Royal opening for Nottingham’s ‘first-class’ Cystic Fibrosis Centre

Royal Opening by Sophie WessexHRH the Countess of Wessex GCVO has officially opened the Wolfson Cystic Fibrosis Centre at Nottingham City Hospital .

Her Royal Highness, met with patients, staff and major charitable donors when she visited the £6.6million Centre which sets a new high standard for the way patients with CF receive their treatment.

The Centre which was jointly funded by Nottingham Hospitals Charity and Nottingham University Hospitals NHS Trust (NUH) has been designed to care for more than 250 patients from across Nottinghamshire and the surrounding counties. This is almost twice the number of patients that could be cared for previously. The chief executive of Next, Lord Simon Wolfson and his family were so impressed by plans for the Centre that they made a significant donation of £700,000 to Nottingham Hospitals Charity. Nottingham Hospitals Charity has provided over £2.1million towards the cost of the Centre. The Cystic Fibrosis Trust has contributed £400,000.

The Centre has a number of unique features which set it apart from other facilities around the country, including:

The bedrooms – as patients may have to spend long periods of time in their rooms, the design gives them a feeling of ‘apartment living’ with soft furnishings and a lounge area with a sofa and chairs.

ICT – the centre has state-of-the-art technology which includes video conferencing facilities between patient rooms, allowing them to communicate with each another, and with their friends and family at home, to help reduce the feelings of isolation and facilitate a sense of community.  The video conferencing allows a physiotherapist to hold an exercise class and inpatients to participate in their own rooms. Nottingham is the first CF Centre in Europe to be using such technology.

Gym pods – a state-of-the-art gym has been developed which contains glassed-in pods, so that patients have the opportunity to see each other and have the benefit of exercising as a group, while being protected from cross-infection.

Dedicated chefs: CF patients need to consume double the number of calories as the average person to maintain a healthy weight and digestive system.  The chefs are trained to cook meals to include the calories helping to make the task of eating enjoyable, rather than being an ordeal of simply consuming masses of calories.  The Food Education room allows the chefs to work with patients and to teach them how to make nutritional meals for themselves, in their own homes.

Outdoor gym: attractive gardens and outdoor exercise space to encourage patients to exercise regularly.

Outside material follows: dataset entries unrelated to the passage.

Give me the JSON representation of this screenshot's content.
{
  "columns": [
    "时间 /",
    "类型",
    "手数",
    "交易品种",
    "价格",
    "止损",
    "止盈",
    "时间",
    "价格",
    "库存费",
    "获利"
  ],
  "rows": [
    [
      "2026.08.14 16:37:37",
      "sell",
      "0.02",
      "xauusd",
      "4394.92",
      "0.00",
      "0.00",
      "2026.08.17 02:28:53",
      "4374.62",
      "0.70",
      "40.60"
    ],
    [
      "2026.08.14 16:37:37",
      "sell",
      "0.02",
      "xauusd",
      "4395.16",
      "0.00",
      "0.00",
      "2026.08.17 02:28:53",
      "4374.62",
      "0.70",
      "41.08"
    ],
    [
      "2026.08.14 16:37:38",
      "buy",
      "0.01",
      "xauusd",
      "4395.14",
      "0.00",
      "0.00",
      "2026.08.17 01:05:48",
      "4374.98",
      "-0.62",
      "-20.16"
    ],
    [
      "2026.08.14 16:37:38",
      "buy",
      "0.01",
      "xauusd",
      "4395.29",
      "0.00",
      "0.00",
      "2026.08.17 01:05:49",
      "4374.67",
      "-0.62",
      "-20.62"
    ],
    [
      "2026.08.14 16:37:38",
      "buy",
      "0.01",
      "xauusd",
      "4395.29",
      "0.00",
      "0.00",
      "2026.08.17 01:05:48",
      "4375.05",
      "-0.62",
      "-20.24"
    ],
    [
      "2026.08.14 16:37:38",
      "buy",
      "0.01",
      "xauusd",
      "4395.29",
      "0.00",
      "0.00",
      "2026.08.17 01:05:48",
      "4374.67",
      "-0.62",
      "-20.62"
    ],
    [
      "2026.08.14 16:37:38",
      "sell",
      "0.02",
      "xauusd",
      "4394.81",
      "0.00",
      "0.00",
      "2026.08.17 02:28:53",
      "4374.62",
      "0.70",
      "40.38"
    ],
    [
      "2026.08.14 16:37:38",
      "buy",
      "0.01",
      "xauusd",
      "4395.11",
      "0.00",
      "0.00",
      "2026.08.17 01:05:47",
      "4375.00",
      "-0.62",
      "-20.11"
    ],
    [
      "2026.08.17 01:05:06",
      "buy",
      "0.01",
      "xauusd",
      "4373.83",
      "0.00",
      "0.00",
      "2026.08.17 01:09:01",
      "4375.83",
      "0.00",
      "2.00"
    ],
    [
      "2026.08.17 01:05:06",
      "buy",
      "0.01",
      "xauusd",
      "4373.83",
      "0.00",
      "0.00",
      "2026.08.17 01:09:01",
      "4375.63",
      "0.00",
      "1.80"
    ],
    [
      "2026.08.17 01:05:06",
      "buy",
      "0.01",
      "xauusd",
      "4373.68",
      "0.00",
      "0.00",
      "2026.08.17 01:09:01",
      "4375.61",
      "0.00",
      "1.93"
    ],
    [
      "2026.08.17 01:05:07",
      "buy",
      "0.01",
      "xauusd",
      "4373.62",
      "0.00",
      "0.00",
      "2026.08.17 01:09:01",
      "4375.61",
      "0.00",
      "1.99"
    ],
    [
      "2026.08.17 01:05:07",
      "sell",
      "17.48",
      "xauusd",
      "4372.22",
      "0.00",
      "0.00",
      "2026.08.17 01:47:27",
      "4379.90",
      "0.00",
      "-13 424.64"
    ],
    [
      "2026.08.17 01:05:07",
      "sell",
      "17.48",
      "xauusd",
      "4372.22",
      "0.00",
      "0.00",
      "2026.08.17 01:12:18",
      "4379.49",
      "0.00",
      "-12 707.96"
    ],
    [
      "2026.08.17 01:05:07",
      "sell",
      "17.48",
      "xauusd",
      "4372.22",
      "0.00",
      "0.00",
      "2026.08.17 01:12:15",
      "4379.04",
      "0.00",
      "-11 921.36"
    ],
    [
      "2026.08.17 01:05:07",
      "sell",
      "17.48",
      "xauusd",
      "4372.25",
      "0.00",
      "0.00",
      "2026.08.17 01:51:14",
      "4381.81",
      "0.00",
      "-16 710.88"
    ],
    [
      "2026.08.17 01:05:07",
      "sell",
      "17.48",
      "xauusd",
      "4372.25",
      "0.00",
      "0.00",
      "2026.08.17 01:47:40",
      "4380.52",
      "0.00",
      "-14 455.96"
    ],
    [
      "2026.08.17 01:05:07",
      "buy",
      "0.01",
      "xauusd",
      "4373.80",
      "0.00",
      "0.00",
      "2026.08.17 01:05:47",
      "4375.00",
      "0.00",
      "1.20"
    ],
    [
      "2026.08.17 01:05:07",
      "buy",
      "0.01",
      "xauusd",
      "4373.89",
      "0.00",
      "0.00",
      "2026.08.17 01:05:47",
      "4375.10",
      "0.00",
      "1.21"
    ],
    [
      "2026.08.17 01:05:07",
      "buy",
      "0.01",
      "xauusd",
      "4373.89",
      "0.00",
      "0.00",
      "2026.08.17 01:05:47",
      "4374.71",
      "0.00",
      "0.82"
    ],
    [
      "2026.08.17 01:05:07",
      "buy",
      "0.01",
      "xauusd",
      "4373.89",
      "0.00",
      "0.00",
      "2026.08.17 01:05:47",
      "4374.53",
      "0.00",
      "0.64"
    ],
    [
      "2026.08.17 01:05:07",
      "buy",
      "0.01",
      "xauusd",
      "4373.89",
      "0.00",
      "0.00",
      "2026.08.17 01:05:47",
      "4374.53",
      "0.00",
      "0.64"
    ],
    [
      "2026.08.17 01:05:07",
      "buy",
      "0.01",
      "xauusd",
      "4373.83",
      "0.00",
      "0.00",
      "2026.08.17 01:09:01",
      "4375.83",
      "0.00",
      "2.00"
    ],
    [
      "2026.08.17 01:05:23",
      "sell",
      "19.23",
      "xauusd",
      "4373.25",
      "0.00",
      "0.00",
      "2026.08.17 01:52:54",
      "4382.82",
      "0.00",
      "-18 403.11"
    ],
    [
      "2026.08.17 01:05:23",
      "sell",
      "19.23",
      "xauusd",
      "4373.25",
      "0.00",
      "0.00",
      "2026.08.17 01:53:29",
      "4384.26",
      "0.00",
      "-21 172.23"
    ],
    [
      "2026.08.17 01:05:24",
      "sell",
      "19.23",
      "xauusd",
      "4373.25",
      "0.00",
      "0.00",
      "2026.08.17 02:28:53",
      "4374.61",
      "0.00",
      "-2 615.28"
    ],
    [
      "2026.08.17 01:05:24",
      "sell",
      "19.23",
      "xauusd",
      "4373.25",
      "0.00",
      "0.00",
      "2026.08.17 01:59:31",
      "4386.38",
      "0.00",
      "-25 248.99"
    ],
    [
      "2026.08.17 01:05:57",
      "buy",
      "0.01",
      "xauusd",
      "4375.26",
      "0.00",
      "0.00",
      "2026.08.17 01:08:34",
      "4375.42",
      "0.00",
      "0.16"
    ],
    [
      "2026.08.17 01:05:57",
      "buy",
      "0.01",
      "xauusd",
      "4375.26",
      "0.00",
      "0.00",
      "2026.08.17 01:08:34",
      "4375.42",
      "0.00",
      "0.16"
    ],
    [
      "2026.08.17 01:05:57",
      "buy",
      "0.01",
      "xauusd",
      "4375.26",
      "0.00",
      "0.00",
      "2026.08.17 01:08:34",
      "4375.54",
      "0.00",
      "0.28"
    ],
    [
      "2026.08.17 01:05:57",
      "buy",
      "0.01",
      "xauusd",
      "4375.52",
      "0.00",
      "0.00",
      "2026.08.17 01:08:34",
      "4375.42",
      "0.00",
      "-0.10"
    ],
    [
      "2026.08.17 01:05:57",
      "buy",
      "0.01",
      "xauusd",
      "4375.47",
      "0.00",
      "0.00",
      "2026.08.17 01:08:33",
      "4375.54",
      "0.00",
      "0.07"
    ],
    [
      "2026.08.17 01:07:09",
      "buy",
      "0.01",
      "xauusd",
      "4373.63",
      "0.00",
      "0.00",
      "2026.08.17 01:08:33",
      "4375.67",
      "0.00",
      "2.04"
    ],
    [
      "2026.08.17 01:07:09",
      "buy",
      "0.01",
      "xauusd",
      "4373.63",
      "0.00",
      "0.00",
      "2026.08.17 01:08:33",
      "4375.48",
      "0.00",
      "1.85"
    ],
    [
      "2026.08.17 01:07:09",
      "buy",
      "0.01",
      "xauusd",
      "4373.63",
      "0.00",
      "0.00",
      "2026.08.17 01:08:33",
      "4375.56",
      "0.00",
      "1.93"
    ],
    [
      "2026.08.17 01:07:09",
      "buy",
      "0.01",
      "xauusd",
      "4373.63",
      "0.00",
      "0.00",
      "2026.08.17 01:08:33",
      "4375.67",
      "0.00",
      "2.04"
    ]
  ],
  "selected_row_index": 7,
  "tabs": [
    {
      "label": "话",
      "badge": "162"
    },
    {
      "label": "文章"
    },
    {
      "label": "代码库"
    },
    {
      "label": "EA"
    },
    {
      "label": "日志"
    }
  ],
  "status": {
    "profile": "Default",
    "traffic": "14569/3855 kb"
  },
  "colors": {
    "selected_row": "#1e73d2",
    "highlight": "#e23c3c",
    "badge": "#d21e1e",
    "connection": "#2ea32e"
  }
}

Patient Kathryn Hodgson, aged 25, from Grantham, Lincolnshire, has been coming to Nottingham for treatment since she was born. She said: “It’s brilliant knowing that we now have somewhere we can come whenever we are ill and need treatment, and even better that they’ve made it a lovely environment that’s tailored made to make our stays more pleasant. This allows us access to a gym, food that suits our dietary requirements, well-equipped individual rooms (to help prevent spread of infection) but also the ability to communicate with the other patients through the video-conferencing so we are not so isolated. The best bit is being able to have someone to visit and stay as most patients travel a long way and spend a lot of time in here. Overall it’s a great facility and one that will benefit us all, a near enough ‘home from home’.”

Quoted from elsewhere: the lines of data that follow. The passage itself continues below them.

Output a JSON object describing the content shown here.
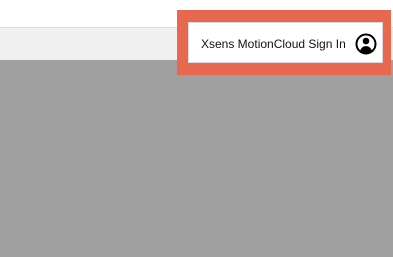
{
  "app": {
    "signin_button_label": "Xsens MotionCloud Sign In",
    "user_icon": "user-circle-icon"
  },
  "colors": {
    "highlight": "#e8674f",
    "content_background": "#a0a0a0",
    "toolbar_background": "#f0f0f0"
  }
}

Barbara Cathcart, Chief Executive of the Nottingham Hospitals Charity, said: “We are delighted the charity has been able to help transform the care of patients with CF through our contribution towards this important centre. I would like to thank our supporters and all the people who donated to this appeal, no matter how large or small their gift. You have all helped us to improve the lives of people with this difficult condition in the East Midlands and we are thrilled that the centre is to be officially opened.”
Dr Jane Dewar, CF Consultant, said: “We are delighted to welcome The Countess of Wessex here and are very proud to show her this remarkable facility which is literally transforming the way in which we are caring for CF patients here in Nottingham. This occasion is also a wonderful opportunity to say ‘thank you’ to the many people who have made our dream of having such a first class facility become a reality, including patients, major charitable donors and of course our staff.”

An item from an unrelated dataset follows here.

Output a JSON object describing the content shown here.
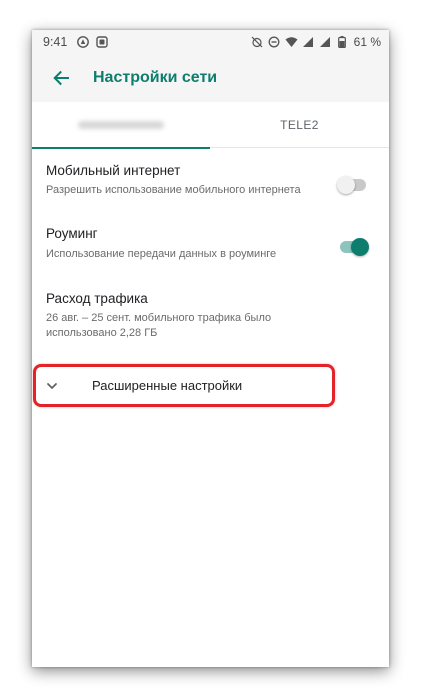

George Jenkins OBE, Chairman of the Cystic Fibrosis Trust Trustees, said:  “The Trust is focused on driving up standards of care across the UK and this flagship unit will ensure patients receive the best possible support and treatment. We look forward to patients in Nottinghamshire and beyond benefitting from high quality care in this excellent new facility.

“People with CF regularly spend weeks at a time in hospital meaning their units become a second home. The personalised service offered by this unit, such as dedicated chefs and gym pods in comfortable surroundings, will support people’s wellbeing and make visits all the more relaxed, and provide the care that people need and deserve.”

During her visit to City Hospital, HRH was taken on a tour of the Centre, to meet the head chef, speak to some of the CF social workers, see the video conferencing facilities in action and meet a patient in their ‘home in hospital’ room.

For more information about the Centre visit: www.nuh.nhs.uk/our-services/services/cystic-fibrosis/